Max Färberböck, born September 22, 1950, in Degerndorf, toured Argentina and Italy with a theatre group after finishing school. He then started to study film studies at Munich’s Hochschule für Fernsehen und Film (HFF). After his graduation, Färberböck worked as a reader for Constantin Film and eventually became Peter Zadek’s assistant at Schauspielhaus Hamburg where he also worked as a dramaturg and director.
Färberböck then worked at several other German theatres (for instance in Heidelberg and in Cologne), before he turned to TV productions in 1990. He directed several episodes of the TV crime series “Der Fahnder”, won the Teleplay award at the Baden Baden TV film festival for his TV movie “Schlafende Hunde” (1992) and developed the successful TV series “Bella Block” in 1994. In the same year, he won the Grimme award for the pilot episode of “Bella Block”.
Max Färberböck made his debut on the big screen in 1999 with the drama “Aimée und Jaguar” (“Aimee and Jaguar… read more

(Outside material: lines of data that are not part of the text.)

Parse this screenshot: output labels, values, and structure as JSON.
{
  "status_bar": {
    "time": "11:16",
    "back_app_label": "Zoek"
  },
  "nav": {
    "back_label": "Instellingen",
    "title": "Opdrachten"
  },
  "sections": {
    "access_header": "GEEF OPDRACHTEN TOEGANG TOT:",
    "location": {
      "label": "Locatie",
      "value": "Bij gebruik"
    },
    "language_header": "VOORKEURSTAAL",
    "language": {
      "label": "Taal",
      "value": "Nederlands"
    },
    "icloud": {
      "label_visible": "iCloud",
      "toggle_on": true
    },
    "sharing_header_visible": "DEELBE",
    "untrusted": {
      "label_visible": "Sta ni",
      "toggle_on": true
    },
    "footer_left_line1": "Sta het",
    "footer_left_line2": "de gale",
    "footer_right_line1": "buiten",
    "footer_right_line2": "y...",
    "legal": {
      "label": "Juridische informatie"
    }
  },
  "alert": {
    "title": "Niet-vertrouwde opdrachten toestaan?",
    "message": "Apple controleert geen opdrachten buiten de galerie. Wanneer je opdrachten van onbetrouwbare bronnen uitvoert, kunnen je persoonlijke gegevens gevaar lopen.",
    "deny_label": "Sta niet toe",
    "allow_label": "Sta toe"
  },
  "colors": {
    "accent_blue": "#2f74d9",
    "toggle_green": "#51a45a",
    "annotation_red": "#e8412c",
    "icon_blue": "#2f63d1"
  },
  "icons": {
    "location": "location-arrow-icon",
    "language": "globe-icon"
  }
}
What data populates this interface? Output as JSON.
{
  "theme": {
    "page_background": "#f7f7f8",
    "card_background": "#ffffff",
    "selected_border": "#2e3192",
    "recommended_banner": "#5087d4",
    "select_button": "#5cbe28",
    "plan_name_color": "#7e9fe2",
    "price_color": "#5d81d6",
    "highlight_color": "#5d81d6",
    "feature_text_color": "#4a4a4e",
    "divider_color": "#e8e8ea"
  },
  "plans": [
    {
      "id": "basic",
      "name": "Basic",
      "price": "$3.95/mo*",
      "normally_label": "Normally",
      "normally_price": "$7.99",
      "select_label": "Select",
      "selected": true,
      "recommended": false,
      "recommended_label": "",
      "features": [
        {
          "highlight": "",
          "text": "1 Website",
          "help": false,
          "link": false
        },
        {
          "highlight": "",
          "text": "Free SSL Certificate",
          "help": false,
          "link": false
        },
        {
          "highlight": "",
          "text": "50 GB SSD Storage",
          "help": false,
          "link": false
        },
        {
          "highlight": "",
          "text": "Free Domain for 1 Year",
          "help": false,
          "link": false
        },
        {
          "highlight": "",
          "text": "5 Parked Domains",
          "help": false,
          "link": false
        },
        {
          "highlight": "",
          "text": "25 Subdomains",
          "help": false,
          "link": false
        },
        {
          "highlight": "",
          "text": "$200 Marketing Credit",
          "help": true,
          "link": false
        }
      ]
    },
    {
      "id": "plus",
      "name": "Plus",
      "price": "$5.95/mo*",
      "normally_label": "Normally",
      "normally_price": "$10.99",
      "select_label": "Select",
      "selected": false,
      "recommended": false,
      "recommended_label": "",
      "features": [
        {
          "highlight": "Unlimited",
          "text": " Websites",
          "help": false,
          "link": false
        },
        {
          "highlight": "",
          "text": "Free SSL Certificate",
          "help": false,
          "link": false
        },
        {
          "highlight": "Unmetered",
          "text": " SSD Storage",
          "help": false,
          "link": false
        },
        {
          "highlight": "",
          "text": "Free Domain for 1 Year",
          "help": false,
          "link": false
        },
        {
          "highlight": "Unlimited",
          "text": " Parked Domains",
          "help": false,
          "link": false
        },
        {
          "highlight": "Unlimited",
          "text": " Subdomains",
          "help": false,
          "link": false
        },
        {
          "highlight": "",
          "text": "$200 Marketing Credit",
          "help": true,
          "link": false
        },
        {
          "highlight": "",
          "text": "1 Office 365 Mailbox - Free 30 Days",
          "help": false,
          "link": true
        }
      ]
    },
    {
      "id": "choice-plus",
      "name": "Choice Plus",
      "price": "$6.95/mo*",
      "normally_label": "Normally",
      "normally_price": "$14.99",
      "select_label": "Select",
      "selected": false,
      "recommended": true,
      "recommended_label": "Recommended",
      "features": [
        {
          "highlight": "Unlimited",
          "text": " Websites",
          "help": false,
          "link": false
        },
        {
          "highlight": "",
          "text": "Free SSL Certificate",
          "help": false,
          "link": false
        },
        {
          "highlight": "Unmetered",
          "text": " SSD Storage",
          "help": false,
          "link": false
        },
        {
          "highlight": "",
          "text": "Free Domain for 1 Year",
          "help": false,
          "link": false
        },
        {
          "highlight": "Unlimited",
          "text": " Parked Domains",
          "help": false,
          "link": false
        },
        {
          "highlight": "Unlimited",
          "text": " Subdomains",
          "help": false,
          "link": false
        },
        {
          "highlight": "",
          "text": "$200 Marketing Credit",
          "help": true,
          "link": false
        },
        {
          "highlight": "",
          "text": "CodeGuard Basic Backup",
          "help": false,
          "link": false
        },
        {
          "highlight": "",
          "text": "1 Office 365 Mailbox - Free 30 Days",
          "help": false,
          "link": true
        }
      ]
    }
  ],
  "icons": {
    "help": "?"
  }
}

"germans in my village killed all children by smashing their heads of a brick wall." in soviet russia, when a mother/sister/wife wanted to write to her son/brother/husband on the battle field, she was not allowed to write that the harvest is alright and the kids are doing fine, but that they have been killed and the house devastated, so that the fierceness of the soviet soldier would grow exponentially. many returned
home and found their families alive and unaltered by war. the censorship of correspondence was a type of propaganda. soviet russia was the only country that did not receive help from the red cross because it was the only country that did not care about its own prisoners. all soviet war prisoners, upon their returning home, were sent to siberia and treated as traitors. information taken from the gulag archipelago by soljenitsin. soviets, even in the allied territories, raped and plundered. paradoxically, when germans were coming to the newly atheist soviet territories, people felt relief and were getting the religious icons out of their hiding places, without fearing being labeled as accomplices of the retrogade clerical state of the tsarist imperialism. in berlin, rapes amounted to 40.000 in the russian zone. this was not intended as spam, but as a short clarification, since i've heard so many voices claiming this film is an attempt of nazi rehabilitation. it is not.